Work required » Set every entry down again exactly, excluding any pictures.

_ _ _

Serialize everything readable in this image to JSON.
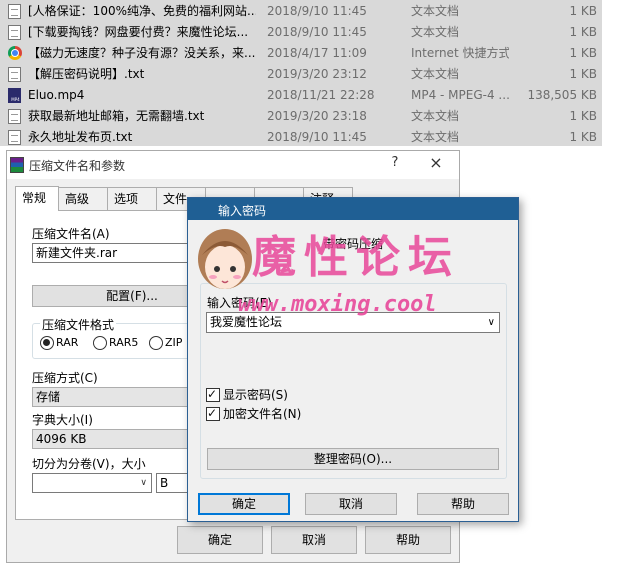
{
  "files": [
    {
      "name": "[人格保证：100%纯净、免费的福利网站...",
      "date": "2018/9/10 11:45",
      "type": "文本文档",
      "size": "1 KB",
      "icon": "txt"
    },
    {
      "name": "[下载要掏钱？网盘要付费？来魔性论坛...",
      "date": "2018/9/10 11:45",
      "type": "文本文档",
      "size": "1 KB",
      "icon": "txt"
    },
    {
      "name": "【磁力无速度？种子没有源？没关系，来...",
      "date": "2018/4/17 11:09",
      "type": "Internet 快捷方式",
      "size": "1 KB",
      "icon": "chrome"
    },
    {
      "name": "【解压密码说明】.txt",
      "date": "2019/3/20 23:12",
      "type": "文本文档",
      "size": "1 KB",
      "icon": "txt"
    },
    {
      "name": "Eluo.mp4",
      "date": "2018/11/21 22:28",
      "type": "MP4 - MPEG-4 ...",
      "size": "138,505 KB",
      "icon": "mp4"
    },
    {
      "name": "获取最新地址邮箱，无需翻墙.txt",
      "date": "2019/3/20 23:18",
      "type": "文本文档",
      "size": "1 KB",
      "icon": "txt"
    },
    {
      "name": "永久地址发布页.txt",
      "date": "2018/9/10 11:45",
      "type": "文本文档",
      "size": "1 KB",
      "icon": "txt"
    }
  ],
  "compress_dialog": {
    "title": "压缩文件名和参数",
    "help": "?",
    "close": "×",
    "tabs": [
      "常规",
      "高级",
      "选项",
      "文件",
      "",
      "",
      "注释"
    ],
    "archive_name_label": "压缩文件名(A)",
    "archive_name_value": "新建文件夹.rar",
    "config_button": "配置(F)...",
    "format_label": "压缩文件格式",
    "formats": [
      "RAR",
      "RAR5",
      "ZIP"
    ],
    "method_label": "压缩方式(C)",
    "method_value": "存储",
    "dict_label": "字典大小(I)",
    "dict_value": "4096 KB",
    "split_label": "切分为分卷(V)，大小",
    "split_unit": "B",
    "ok": "确定",
    "cancel": "取消",
    "help_button": "帮助"
  },
  "password_dialog": {
    "title": "输入密码",
    "heading": "带密码压缩",
    "enter_label": "输入密码(E)",
    "password_value": "我爱魔性论坛",
    "show_password": "显示密码(S)",
    "encrypt_names": "加密文件名(N)",
    "organize_button": "整理密码(O)...",
    "ok": "确定",
    "cancel": "取消",
    "help": "帮助"
  },
  "watermark": {
    "title": "魔性论坛",
    "url": "www.moxing.cool"
  },
  "colors": {
    "titlebar": "#1f5f94",
    "watermark": "#e8489a",
    "list_bg": "#d9d9d9"
  }
}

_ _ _

Task answer »
Serialize everything readable in this image to JSON.
{
  "files": [
    {
      "name": "[人格保证：100%纯净、免费的福利网站...",
      "date": "2018/9/10 11:45",
      "type": "文本文档",
      "size": "1 KB",
      "icon": "txt"
    },
    {
      "name": "[下载要掏钱？网盘要付费？来魔性论坛...",
      "date": "2018/9/10 11:45",
      "type": "文本文档",
      "size": "1 KB",
      "icon": "txt"
    },
    {
      "name": "【磁力无速度？种子没有源？没关系，来...",
      "date": "2018/4/17 11:09",
      "type": "Internet 快捷方式",
      "size": "1 KB",
      "icon": "chrome"
    },
    {
      "name": "【解压密码说明】.txt",
      "date": "2019/3/20 23:12",
      "type": "文本文档",
      "size": "1 KB",
      "icon": "txt"
    },
    {
      "name": "Eluo.mp4",
      "date": "2018/11/21 22:28",
      "type": "MP4 - MPEG-4 ...",
      "size": "138,505 KB",
      "icon": "mp4"
    },
    {
      "name": "获取最新地址邮箱，无需翻墙.txt",
      "date": "2019/3/20 23:18",
      "type": "文本文档",
      "size": "1 KB",
      "icon": "txt"
    },
    {
      "name": "永久地址发布页.txt",
      "date": "2018/9/10 11:45",
      "type": "文本文档",
      "size": "1 KB",
      "icon": "txt"
    }
  ],
  "compress_dialog": {
    "title": "压缩文件名和参数",
    "help": "?",
    "close": "×",
    "tabs": [
      "常规",
      "高级",
      "选项",
      "文件",
      "",
      "",
      "注释"
    ],
    "archive_name_label": "压缩文件名(A)",
    "archive_name_value": "新建文件夹.rar",
    "config_button": "配置(F)...",
    "format_label": "压缩文件格式",
    "formats": [
      "RAR",
      "RAR5",
      "ZIP"
    ],
    "method_label": "压缩方式(C)",
    "method_value": "存储",
    "dict_label": "字典大小(I)",
    "dict_value": "4096 KB",
    "split_label": "切分为分卷(V)，大小",
    "split_unit": "B",
    "ok": "确定",
    "cancel": "取消",
    "help_button": "帮助"
  },
  "password_dialog": {
    "title": "输入密码",
    "heading": "带密码压缩",
    "enter_label": "输入密码(E)",
    "password_value": "我爱魔性论坛",
    "show_password": "显示密码(S)",
    "encrypt_names": "加密文件名(N)",
    "organize_button": "整理密码(O)...",
    "ok": "确定",
    "cancel": "取消",
    "help": "帮助"
  },
  "watermark": {
    "title": "魔性论坛",
    "url": "www.moxing.cool"
  },
  "colors": {
    "titlebar": "#1f5f94",
    "watermark": "#e8489a",
    "list_bg": "#d9d9d9"
  }
}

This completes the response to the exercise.